Wrapping your head around something so complex as an ML model can appear daunting, let alone developing one from scratch. The road from idea to a working ML model can be a bumpy ride, especially if you are an absolute beginner.
However, using data to answer questions is not an overly complex task once you understand the basics. Since you are new to all things ML, we are going to introduce you to it slowly. Let’s start by defining ML and then work our way through all the stages you need to complete to develop an ML model.
What is ML?
Many people use Machine Learning and Artificial Intelligence interchangeably. Keep in mind that these two are different. ML is what enables AI. So what is machine learning? We already referred to ML as “using data to answer questions.” It is by far the most straightforward way to define ML.
But what enables us to use the data and get answers to our questions?
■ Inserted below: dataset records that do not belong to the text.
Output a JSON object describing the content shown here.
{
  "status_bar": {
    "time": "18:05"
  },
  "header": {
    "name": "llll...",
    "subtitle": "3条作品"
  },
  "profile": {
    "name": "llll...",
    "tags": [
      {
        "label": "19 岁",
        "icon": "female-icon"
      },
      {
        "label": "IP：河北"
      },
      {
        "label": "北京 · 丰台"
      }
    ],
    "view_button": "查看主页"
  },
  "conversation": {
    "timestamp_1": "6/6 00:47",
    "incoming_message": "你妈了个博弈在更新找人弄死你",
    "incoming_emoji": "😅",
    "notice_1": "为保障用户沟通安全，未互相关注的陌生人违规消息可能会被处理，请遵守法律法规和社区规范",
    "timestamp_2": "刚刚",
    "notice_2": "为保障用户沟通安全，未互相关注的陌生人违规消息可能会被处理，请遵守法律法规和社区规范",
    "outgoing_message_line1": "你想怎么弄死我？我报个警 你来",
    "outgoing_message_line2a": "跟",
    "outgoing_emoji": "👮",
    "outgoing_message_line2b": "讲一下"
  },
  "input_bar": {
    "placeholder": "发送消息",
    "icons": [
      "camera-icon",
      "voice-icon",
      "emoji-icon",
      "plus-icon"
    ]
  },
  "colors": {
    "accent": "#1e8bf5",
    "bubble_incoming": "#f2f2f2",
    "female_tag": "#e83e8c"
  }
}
The answer is the ML model.
What is an ML model?
You provide training inputs to an ML model, and it outputs the prediction. A training input is just a fancy way of calling data. It can be text, numerical or categorical data, or image data.
An ML model is matrix multiplication. The training inputs are features, and they become matrices. An ML model matrix also contains weights and bias matrices.
At the beginning of ML model training, weights and bias matrices are of random values. As you train the ML model, you will find the optimal values for bias and weights, and your ML model can deliver accurate predictions.
How do you develop an ML model then? It all starts with ideation.
From an Idea to Problem Definition
The problem definition is a crucial stage in building ML models. Before you start doing anything ML-related, you need to have a basic idea of what you want to achieve. What is the problem you want to solve? Is there a data set available to help you solve it?
Once you have a general idea of what you want your ML model to do, you can define the problem. In technical terms, you need to define your training inputs and outputs.
You need to define features and determine which are the most important ones. Then, you have to check whether you have access to the input data and how you will represent it as a matrix.
You’ll Need to Collect the Data!
Collecting data is not a big deal anymore. The Google Cloud Platform, for instance, stores interesting data sets on BigQuery, which you can use to develop and train ML models. However, if you need a specific set of data, you will need to collect it yourself.
The most common data collection harvesting technique is web scraping. But in some instances, you might need to use the data on the go as it runs through the pipeline. In that case, you will need to use online machine learning such as PandioML.
Determine How You’ll Measure Success
Your ML model has to know what is considered a success. This has everything to do with your problem definition. For example, let’s say you have a regression problem. In this case, you will have to use appropriate evaluation metrics, more precisely, mean squared error.
However, if your ML model has to solve a classification problem, you will have to use different evaluation metrics, including recall, accuracy, and precision.
Choose Appropriate Evaluation Protocol
The next question you will have to answer is how you will measure the progress towards making accurate predictions. To do it, you will need to choose a relevant evaluation protocol. You can choose from:
- Hold out validation set
- K-fold validation
- Iterated K-fold Validation with shuffling
Getting the Data Ready
For an ML model to be able to use the data, it has to be in pristine condition. What does it mean? You will have to deal with missing values by getting rid of the samples with missing values or adding values with the help of estimators.
If you are going to use categorical data, you will have to map ordinal features and encode nominal features via class labels. You will have to scale the features as ML works better when all the features are on one scale. You can use either normalization or standardization to do so.
Finally, you need to select the meaningful features and get rid of the redundant data to avoid the risk of making the ML model too complex. You need to identify the features that can explain one another and either delete them or merge them.
Using The Relevant Tools
Once you have defined the problem and got your data ready, you will need to use specific tools to develop an ML model. For instance, we’ve already mentioned PandioML, a Python library and CLI tool designed to help you build online and streaming ML models.
Generally speaking, getting proficient in the Python programming language can help you propel your career as a data scientist. Other ML frameworks include TensorFlow, XGBoost, Sklearn, and PyTorch. Data scientists commonly use Pandas (Python library), Scikit-learn, and Keras to do pre-processing and get the data in the correct format.
The final steps in producing a working ML model are training and evaluation. After successfully completing them, you can save your ML model and test locally or deploy it with an AI.
Hopefully, now you have a better understanding of how ML models are made. The workflow can be divided into two phases. One consists of defining a problem, finding the data, and making it ready for ML algorithms. The other phase consists of inputting the data into an ML algorithm, training it, and evaluating the predictions.